Stored data entries:
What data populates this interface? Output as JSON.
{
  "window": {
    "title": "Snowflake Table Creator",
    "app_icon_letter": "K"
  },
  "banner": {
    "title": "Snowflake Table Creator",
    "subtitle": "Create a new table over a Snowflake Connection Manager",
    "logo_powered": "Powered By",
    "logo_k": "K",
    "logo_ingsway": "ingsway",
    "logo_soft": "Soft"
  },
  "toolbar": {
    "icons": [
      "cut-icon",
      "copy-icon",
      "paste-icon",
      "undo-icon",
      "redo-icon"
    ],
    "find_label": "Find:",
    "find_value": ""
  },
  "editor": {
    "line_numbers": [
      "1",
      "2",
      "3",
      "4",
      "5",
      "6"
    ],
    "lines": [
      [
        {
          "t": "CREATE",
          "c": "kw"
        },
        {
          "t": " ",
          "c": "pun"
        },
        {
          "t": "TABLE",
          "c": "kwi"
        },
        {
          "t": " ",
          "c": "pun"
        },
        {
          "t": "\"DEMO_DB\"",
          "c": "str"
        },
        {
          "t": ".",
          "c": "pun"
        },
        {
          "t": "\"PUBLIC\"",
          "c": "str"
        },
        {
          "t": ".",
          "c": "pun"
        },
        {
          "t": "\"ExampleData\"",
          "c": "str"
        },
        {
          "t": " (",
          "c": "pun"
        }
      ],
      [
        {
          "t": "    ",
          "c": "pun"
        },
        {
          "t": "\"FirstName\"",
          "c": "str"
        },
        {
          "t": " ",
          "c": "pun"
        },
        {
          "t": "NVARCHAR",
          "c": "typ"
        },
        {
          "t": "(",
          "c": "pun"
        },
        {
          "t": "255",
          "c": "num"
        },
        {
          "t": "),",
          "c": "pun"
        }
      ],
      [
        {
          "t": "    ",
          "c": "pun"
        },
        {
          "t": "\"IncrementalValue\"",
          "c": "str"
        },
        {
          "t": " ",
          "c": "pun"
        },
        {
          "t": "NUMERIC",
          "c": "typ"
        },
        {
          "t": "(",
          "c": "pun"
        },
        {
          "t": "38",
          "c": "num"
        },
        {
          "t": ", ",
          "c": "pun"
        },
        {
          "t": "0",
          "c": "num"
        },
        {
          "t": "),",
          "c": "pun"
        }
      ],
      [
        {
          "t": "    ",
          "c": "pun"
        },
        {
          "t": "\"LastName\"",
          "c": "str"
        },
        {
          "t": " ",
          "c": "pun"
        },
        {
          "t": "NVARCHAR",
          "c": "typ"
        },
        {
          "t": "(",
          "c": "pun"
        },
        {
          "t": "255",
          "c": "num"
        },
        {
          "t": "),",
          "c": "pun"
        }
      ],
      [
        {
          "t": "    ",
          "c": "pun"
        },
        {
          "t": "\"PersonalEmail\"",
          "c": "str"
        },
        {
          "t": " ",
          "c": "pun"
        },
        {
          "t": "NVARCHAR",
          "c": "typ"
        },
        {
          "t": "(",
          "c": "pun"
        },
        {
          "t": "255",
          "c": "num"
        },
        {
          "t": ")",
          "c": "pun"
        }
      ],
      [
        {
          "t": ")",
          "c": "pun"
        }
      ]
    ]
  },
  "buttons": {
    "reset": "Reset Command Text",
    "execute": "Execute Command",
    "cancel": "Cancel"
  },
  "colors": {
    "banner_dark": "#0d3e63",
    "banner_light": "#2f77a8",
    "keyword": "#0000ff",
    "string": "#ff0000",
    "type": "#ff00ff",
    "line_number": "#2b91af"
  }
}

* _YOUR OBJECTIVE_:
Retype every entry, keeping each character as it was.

* _PROBLEM SOLUTION_:
What data populates this interface? Output as JSON.
{
  "window": {
    "title": "Snowflake Table Creator",
    "app_icon_letter": "K"
  },
  "banner": {
    "title": "Snowflake Table Creator",
    "subtitle": "Create a new table over a Snowflake Connection Manager",
    "logo_powered": "Powered By",
    "logo_k": "K",
    "logo_ingsway": "ingsway",
    "logo_soft": "Soft"
  },
  "toolbar": {
    "icons": [
      "cut-icon",
      "copy-icon",
      "paste-icon",
      "undo-icon",
      "redo-icon"
    ],
    "find_label": "Find:",
    "find_value": ""
  },
  "editor": {
    "line_numbers": [
      "1",
      "2",
      "3",
      "4",
      "5",
      "6"
    ],
    "lines": [
      [
        {
          "t": "CREATE",
          "c": "kw"
        },
        {
          "t": " ",
          "c": "pun"
        },
        {
          "t": "TABLE",
          "c": "kwi"
        },
        {
          "t": " ",
          "c": "pun"
        },
        {
          "t": "\"DEMO_DB\"",
          "c": "str"
        },
        {
          "t": ".",
          "c": "pun"
        },
        {
          "t": "\"PUBLIC\"",
          "c": "str"
        },
        {
          "t": ".",
          "c": "pun"
        },
        {
          "t": "\"ExampleData\"",
          "c": "str"
        },
        {
          "t": " (",
          "c": "pun"
        }
      ],
      [
        {
          "t": "    ",
          "c": "pun"
        },
        {
          "t": "\"FirstName\"",
          "c": "str"
        },
        {
          "t": " ",
          "c": "pun"
        },
        {
          "t": "NVARCHAR",
          "c": "typ"
        },
        {
          "t": "(",
          "c": "pun"
        },
        {
          "t": "255",
          "c": "num"
        },
        {
          "t": "),",
          "c": "pun"
        }
      ],
      [
        {
          "t": "    ",
          "c": "pun"
        },
        {
          "t": "\"IncrementalValue\"",
          "c": "str"
        },
        {
          "t": " ",
          "c": "pun"
        },
        {
          "t": "NUMERIC",
          "c": "typ"
        },
        {
          "t": "(",
          "c": "pun"
        },
        {
          "t": "38",
          "c": "num"
        },
        {
          "t": ", ",
          "c": "pun"
        },
        {
          "t": "0",
          "c": "num"
        },
        {
          "t": "),",
          "c": "pun"
        }
      ],
      [
        {
          "t": "    ",
          "c": "pun"
        },
        {
          "t": "\"LastName\"",
          "c": "str"
        },
        {
          "t": " ",
          "c": "pun"
        },
        {
          "t": "NVARCHAR",
          "c": "typ"
        },
        {
          "t": "(",
          "c": "pun"
        },
        {
          "t": "255",
          "c": "num"
        },
        {
          "t": "),",
          "c": "pun"
        }
      ],
      [
        {
          "t": "    ",
          "c": "pun"
        },
        {
          "t": "\"PersonalEmail\"",
          "c": "str"
        },
        {
          "t": " ",
          "c": "pun"
        },
        {
          "t": "NVARCHAR",
          "c": "typ"
        },
        {
          "t": "(",
          "c": "pun"
        },
        {
          "t": "255",
          "c": "num"
        },
        {
          "t": ")",
          "c": "pun"
        }
      ],
      [
        {
          "t": ")",
          "c": "pun"
        }
      ]
    ]
  },
  "buttons": {
    "reset": "Reset Command Text",
    "execute": "Execute Command",
    "cancel": "Cancel"
  },
  "colors": {
    "banner_dark": "#0d3e63",
    "banner_light": "#2f77a8",
    "keyword": "#0000ff",
    "string": "#ff0000",
    "type": "#ff00ff",
    "line_number": "#2b91af"
  }
}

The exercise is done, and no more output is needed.